> _The data_

########################################

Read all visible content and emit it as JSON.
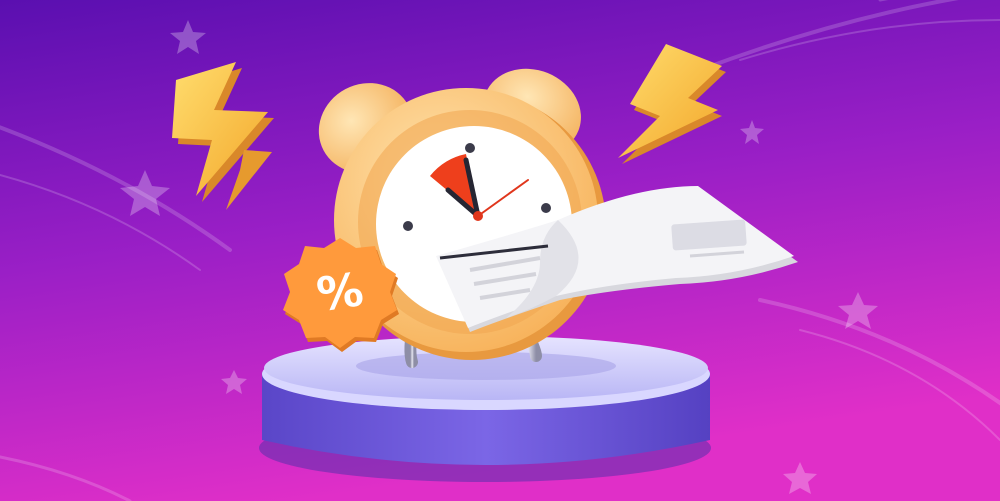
{
  "badge": {
    "symbol": "%"
  },
  "colors": {
    "background_top": "#6a12b8",
    "background_bottom": "#d92bc9",
    "clock_body": "#ffc97a",
    "clock_face": "#ffffff",
    "timer_wedge": "#ee3f1c",
    "lightning": "#ffcb4a",
    "badge": "#ff9a3c",
    "podium_top": "#c9c7ff",
    "podium_side": "#6b56d9",
    "receipt": "#f2f2f4"
  },
  "icons": [
    "alarm-clock-icon",
    "lightning-bolt-icon",
    "percent-badge-icon",
    "receipt-icon",
    "star-icon"
  ]
}
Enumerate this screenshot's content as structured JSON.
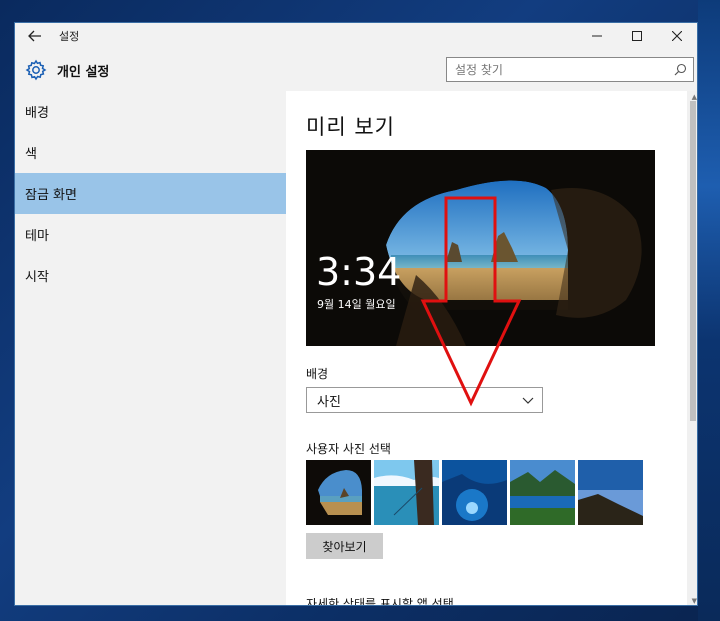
{
  "window": {
    "title": "설정",
    "header_title": "개인 설정"
  },
  "search": {
    "placeholder": "설정 찾기"
  },
  "sidebar": {
    "items": [
      {
        "label": "배경"
      },
      {
        "label": "색"
      },
      {
        "label": "잠금 화면"
      },
      {
        "label": "테마"
      },
      {
        "label": "시작"
      }
    ],
    "active_index": 2
  },
  "main": {
    "page_title": "미리 보기",
    "preview": {
      "time": "3:34",
      "date": "9월 14일 월요일"
    },
    "background_label": "배경",
    "background_value": "사진",
    "choose_photo_label": "사용자 사진 선택",
    "browse_label": "찾아보기",
    "clipped_label": "자세한 상태를 표시할 앱 선택"
  },
  "colors": {
    "accent_active": "#99c4e8",
    "annotation_arrow": "#e01010",
    "sidebar_bg": "#f2f2f2"
  },
  "icons": {
    "back": "back-arrow-icon",
    "gear": "gear-icon",
    "search": "search-icon",
    "minimize": "minimize-icon",
    "maximize": "maximize-icon",
    "close": "close-icon",
    "chevron": "chevron-down-icon"
  }
}
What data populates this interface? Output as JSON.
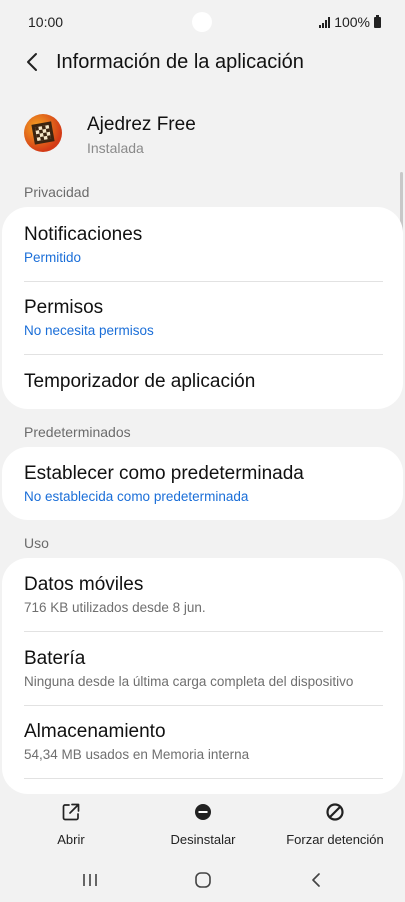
{
  "status_bar": {
    "time": "10:00",
    "battery": "100%"
  },
  "header": {
    "title": "Información de la aplicación"
  },
  "app": {
    "name": "Ajedrez Free",
    "status": "Instalada"
  },
  "sections": {
    "privacy": "Privacidad",
    "defaults": "Predeterminados",
    "usage": "Uso"
  },
  "items": {
    "notifications": {
      "title": "Notificaciones",
      "sub": "Permitido"
    },
    "permissions": {
      "title": "Permisos",
      "sub": "No necesita permisos"
    },
    "app_timer": {
      "title": "Temporizador de aplicación"
    },
    "set_default": {
      "title": "Establecer como predeterminada",
      "sub": "No establecida como predeterminada"
    },
    "mobile_data": {
      "title": "Datos móviles",
      "sub": "716 KB utilizados desde 8 jun."
    },
    "battery": {
      "title": "Batería",
      "sub": "Ninguna desde la última carga completa del dispositivo"
    },
    "storage": {
      "title": "Almacenamiento",
      "sub": "54,34 MB usados en Memoria interna"
    }
  },
  "actions": {
    "open": "Abrir",
    "uninstall": "Desinstalar",
    "force_stop": "Forzar detención"
  },
  "colors": {
    "accent": "#1a6ed8",
    "background": "#f2f2f2",
    "card": "#ffffff"
  }
}
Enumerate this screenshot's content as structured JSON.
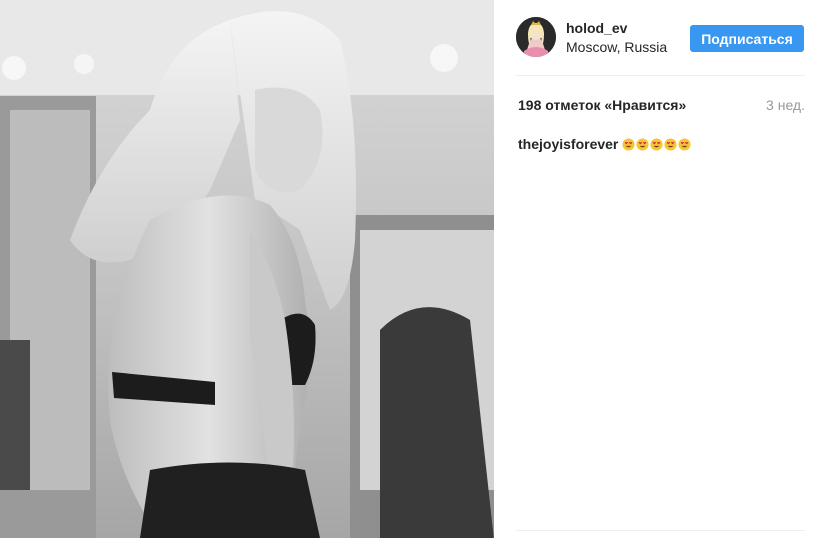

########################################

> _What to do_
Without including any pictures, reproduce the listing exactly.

> _Answer space_
Read all visible content and emit it as JSON.
{
  "badge": {
    "symbol": "%"
  },
  "colors": {
    "background_top": "#6a12b8",
    "background_bottom": "#d92bc9",
    "clock_body": "#ffc97a",
    "clock_face": "#ffffff",
    "timer_wedge": "#ee3f1c",
    "lightning": "#ffcb4a",
    "badge": "#ff9a3c",
    "podium_top": "#c9c7ff",
    "podium_side": "#6b56d9",
    "receipt": "#f2f2f4"
  },
  "icons": [
    "alarm-clock-icon",
    "lightning-bolt-icon",
    "percent-badge-icon",
    "receipt-icon",
    "star-icon"
  ]
}
Enumerate this screenshot's content as structured JSON.
{
  "window": {
    "title": "설정",
    "header_title": "개인 설정"
  },
  "search": {
    "placeholder": "설정 찾기"
  },
  "sidebar": {
    "items": [
      {
        "label": "배경"
      },
      {
        "label": "색"
      },
      {
        "label": "잠금 화면"
      },
      {
        "label": "테마"
      },
      {
        "label": "시작"
      }
    ],
    "active_index": 2
  },
  "main": {
    "page_title": "미리 보기",
    "preview": {
      "time": "3:34",
      "date": "9월 14일 월요일"
    },
    "background_label": "배경",
    "background_value": "사진",
    "choose_photo_label": "사용자 사진 선택",
    "browse_label": "찾아보기",
    "clipped_label": "자세한 상태를 표시할 앱 선택"
  },
  "colors": {
    "accent_active": "#99c4e8",
    "annotation_arrow": "#e01010",
    "sidebar_bg": "#f2f2f2"
  },
  "icons": {
    "back": "back-arrow-icon",
    "gear": "gear-icon",
    "search": "search-icon",
    "minimize": "minimize-icon",
    "maximize": "maximize-icon",
    "close": "close-icon",
    "chevron": "chevron-down-icon"
  }
}
What data populates this interface? Output as JSON.
{
  "status_bar": {
    "time": "10:00",
    "battery": "100%"
  },
  "header": {
    "title": "Información de la aplicación"
  },
  "app": {
    "name": "Ajedrez Free",
    "status": "Instalada"
  },
  "sections": {
    "privacy": "Privacidad",
    "defaults": "Predeterminados",
    "usage": "Uso"
  },
  "items": {
    "notifications": {
      "title": "Notificaciones",
      "sub": "Permitido"
    },
    "permissions": {
      "title": "Permisos",
      "sub": "No necesita permisos"
    },
    "app_timer": {
      "title": "Temporizador de aplicación"
    },
    "set_default": {
      "title": "Establecer como predeterminada",
      "sub": "No establecida como predeterminada"
    },
    "mobile_data": {
      "title": "Datos móviles",
      "sub": "716 KB utilizados desde 8 jun."
    },
    "battery": {
      "title": "Batería",
      "sub": "Ninguna desde la última carga completa del dispositivo"
    },
    "storage": {
      "title": "Almacenamiento",
      "sub": "54,34 MB usados en Memoria interna"
    }
  },
  "actions": {
    "open": "Abrir",
    "uninstall": "Desinstalar",
    "force_stop": "Forzar detención"
  },
  "colors": {
    "accent": "#1a6ed8",
    "background": "#f2f2f2",
    "card": "#ffffff"
  }
}
Enumerate this screenshot's content as structured JSON.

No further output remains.